Turmeric (Circuma longa) is a member of the ginger family. Turmeric has been used since ancient times as a digestive bitter and a carminative. It has the ability to improve digestion, decrease gas and bloating. It stimulates bile production (a cholagogue) in the liver and enhances bile excretion from the gallbladder. Importantly, this helps the body to digest fat.
Turmeric is a powerful anti-inflammatory to mucous membranes such as in the throat, lungs, stomach and intestine. If you have irritable bowel syndrome, colitis, Crohn’s disease, or diarrhea you may benefit from daily use of turmeric. Turmeric also has the ability to maintain beneficial flora by acting as an anti-bacterial agent. It also contains compounds that are similar to compounds found in milk thistle and artichoke leaves. It is reported to be able to reduce the size of engorged liver ducts, therefore, it may be useful for conditions such as hepatitis, cirrhosis and jaundice. It is known to be a powerful detoxifier.
Turmeric is also reported to have antispasmodic activity on smooth muscle cells, thereby, reducing digestive cramping.
Cuminum cyminum and Carum carvi: An update
Functional foods with digestion-enhancing properties

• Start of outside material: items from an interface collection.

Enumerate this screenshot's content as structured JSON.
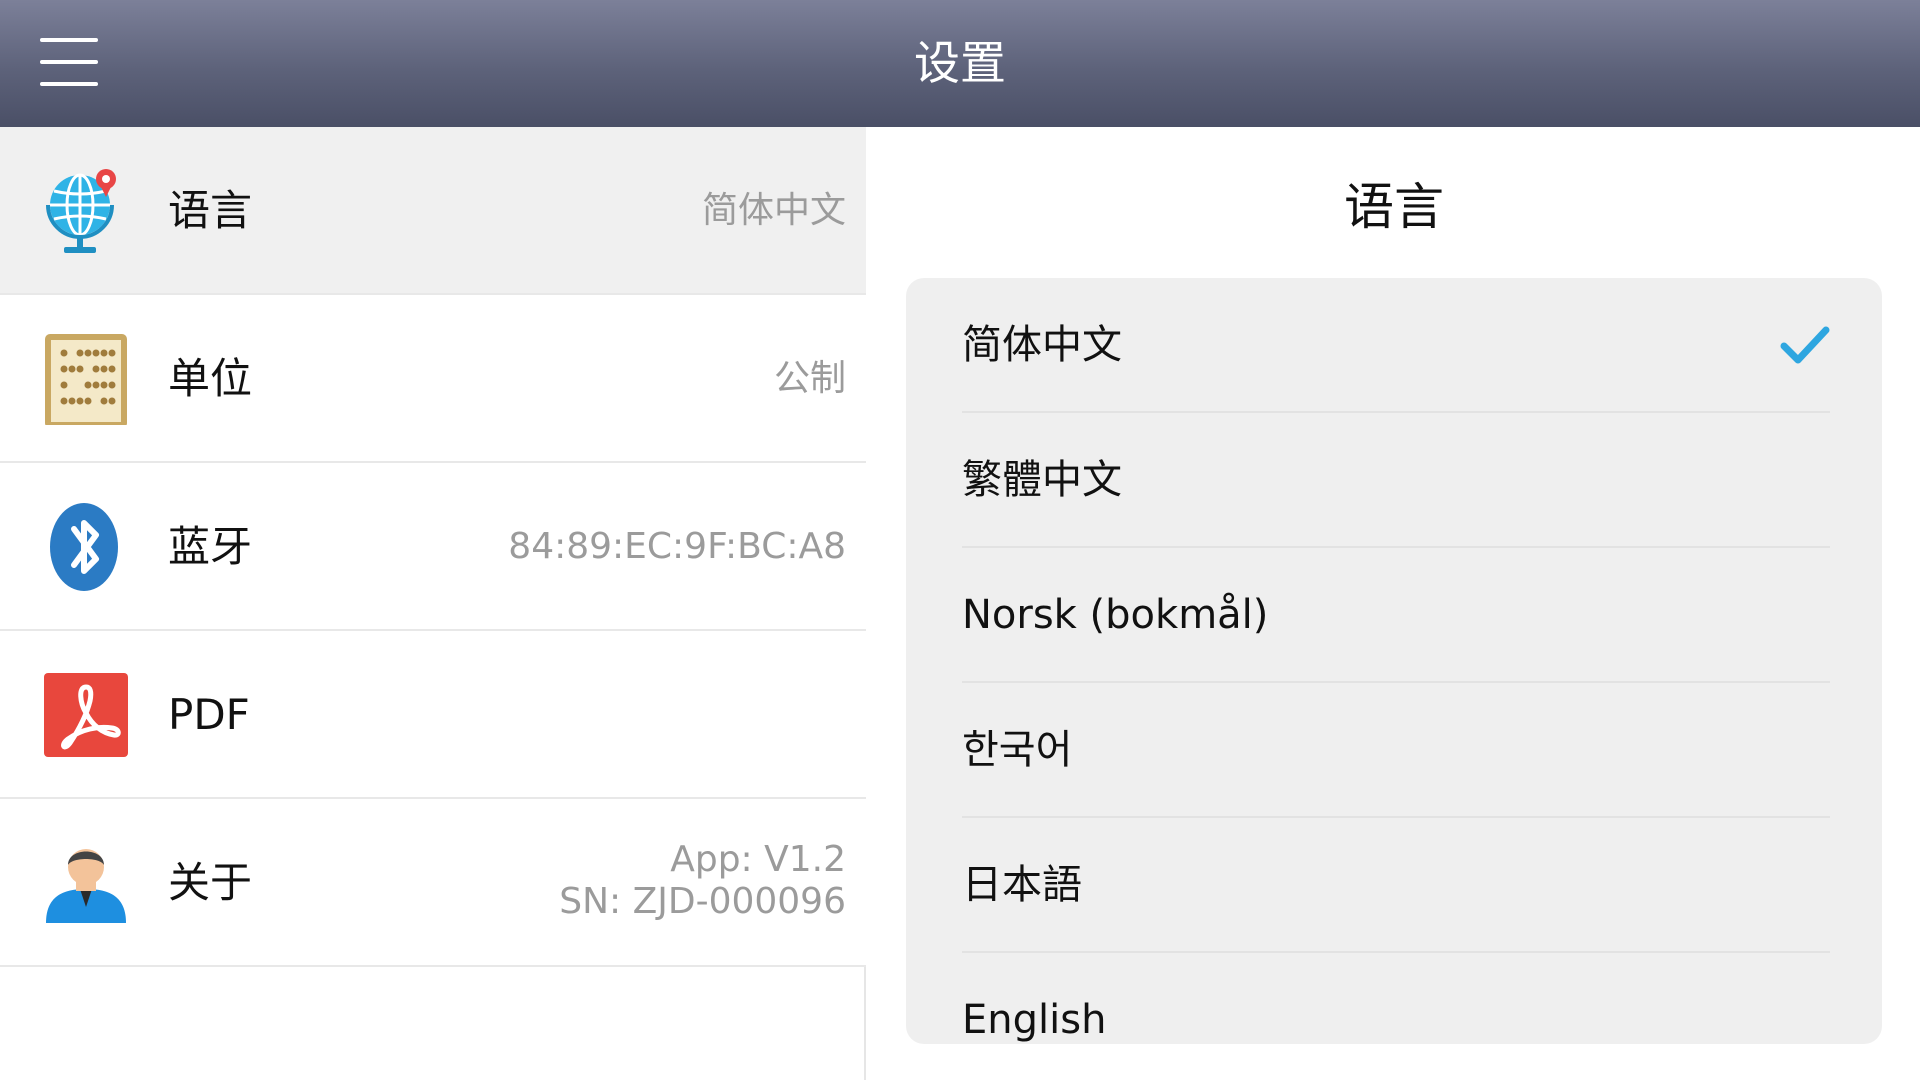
{
  "header": {
    "title": "设置"
  },
  "settings": {
    "items": [
      {
        "label": "语言",
        "value": "简体中文"
      },
      {
        "label": "单位",
        "value": "公制"
      },
      {
        "label": "蓝牙",
        "value": "84:89:EC:9F:BC:A8"
      },
      {
        "label": "PDF",
        "value": ""
      },
      {
        "label": "关于",
        "value_line1": "App: V1.2",
        "value_line2": "SN: ZJD-000096"
      }
    ]
  },
  "language_panel": {
    "title": "语言",
    "selected": "简体中文",
    "options": [
      "简体中文",
      "繁體中文",
      "Norsk (bokmål)",
      "한국어",
      "日本語",
      "English"
    ]
  },
  "colors": {
    "header_top": "#7c8099",
    "header_bottom": "#4a4f66",
    "check": "#2ea6e0",
    "selected_row": "#f0f0f0",
    "card": "#efefef"
  }
}
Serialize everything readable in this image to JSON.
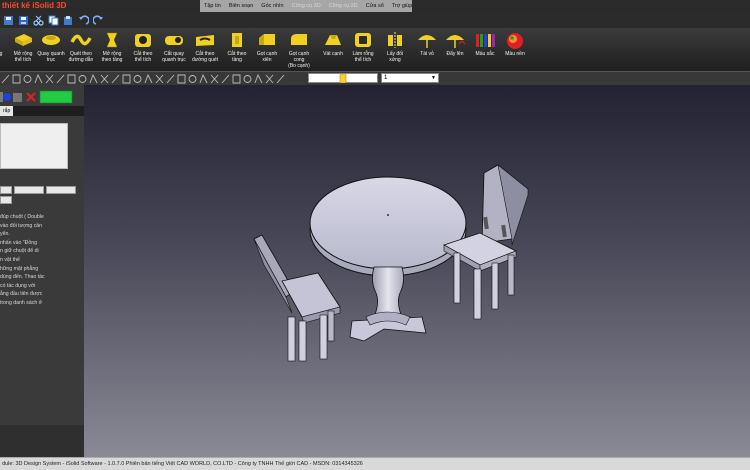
{
  "app": {
    "title": "thiết kế iSolid 3D"
  },
  "menubar": {
    "items": [
      {
        "label": "Tập tin",
        "enabled": true
      },
      {
        "label": "Biên soạn",
        "enabled": true
      },
      {
        "label": "Góc nhìn",
        "enabled": true
      },
      {
        "label": "Công cụ 3D",
        "enabled": false
      },
      {
        "label": "Công cụ 2D",
        "enabled": false
      },
      {
        "label": "Cửa sổ",
        "enabled": true
      },
      {
        "label": "Trợ giúp",
        "enabled": true
      }
    ]
  },
  "quick_access": {
    "icons": [
      "save-as-icon",
      "save-icon",
      "cut-icon",
      "copy-icon",
      "paste-icon",
      "undo-icon",
      "redo-icon"
    ]
  },
  "ribbon": {
    "tools": [
      {
        "label": "g",
        "icon": "partial-icon"
      },
      {
        "label": "Mở rộng\nthể tích",
        "icon": "extrude-icon"
      },
      {
        "label": "Quay quanh\ntrục",
        "icon": "revolve-icon"
      },
      {
        "label": "Quét theo\nđường dẫn",
        "icon": "sweep-icon"
      },
      {
        "label": "Mở rộng\ntheo tầng",
        "icon": "loft-icon"
      },
      {
        "label": "Cắt theo\nthể tích",
        "icon": "cut-extrude-icon"
      },
      {
        "label": "Cắt quay\nquanh trục",
        "icon": "cut-revolve-icon"
      },
      {
        "label": "Cắt theo\nđường quét",
        "icon": "cut-sweep-icon"
      },
      {
        "label": "Cắt theo\ntầng",
        "icon": "cut-loft-icon"
      },
      {
        "label": "Gọt cạnh\nxiên",
        "icon": "chamfer-icon"
      },
      {
        "label": "Gọt cạnh cong\n(Bo cạnh)",
        "icon": "fillet-icon"
      },
      {
        "label": "Vát cạnh",
        "icon": "bevel-icon"
      },
      {
        "label": "Làm rỗng\nthể tích",
        "icon": "shell-icon"
      },
      {
        "label": "Lấy đối\nxứng",
        "icon": "mirror-icon"
      },
      {
        "label": "Tái vỏ",
        "icon": "umbrella-icon"
      },
      {
        "label": "Đẩy lên",
        "icon": "push-up-icon"
      },
      {
        "label": "Màu sắc",
        "icon": "color-pencils-icon"
      },
      {
        "label": "Màu nền",
        "icon": "background-color-icon"
      }
    ]
  },
  "toolbar2": {
    "layer_value": "1",
    "color_accent": "#f5d23a"
  },
  "left_panel": {
    "tab_label": "rắp",
    "help_text": "đúp chuột ( Double\nvào đối tượng cần\nyển.\nnhấn vào \"Đồng\nn giữ chuột để di\nn vật thể\những mặt phẳng\ndùng đến. Thao tác\ncó tác dụng với\nằng đầu tiên được\ntrong danh sách ở"
  },
  "status": {
    "text": "dule: 3D Design System - iSolid Software - 1.0.7.0 Phiên bản tiếng Việt CAD WORLD, CO.LTD - Công ty TNHH Thế giới CAD - MSDN: 0314345326"
  },
  "colors": {
    "ribbon_icon": "#f0d020",
    "model_fill": "#c8c8d8",
    "red_accent": "#e02020",
    "green_swatch": "#22cc44"
  }
}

Pharmacokinetics of 6-Gingerol, 8-Gingerol, 10-Gingerol, and 6-Shogaol and Conjugate Metabolites in Healthy Human Subjects
Health Conditions and Concerns – Digestion
Preliminary experimental research on the mechanism of liver bile secretion stimulated by peppermint oil.
[Expression of FXR mRNA, PPAR alpha mRNA and bile acid metabolism related genes in intrahepatic cholestasis of pregnant rats].
Regulation of the Farnesoid X Receptor (FXR) by Bile Acid Flux in Rabbits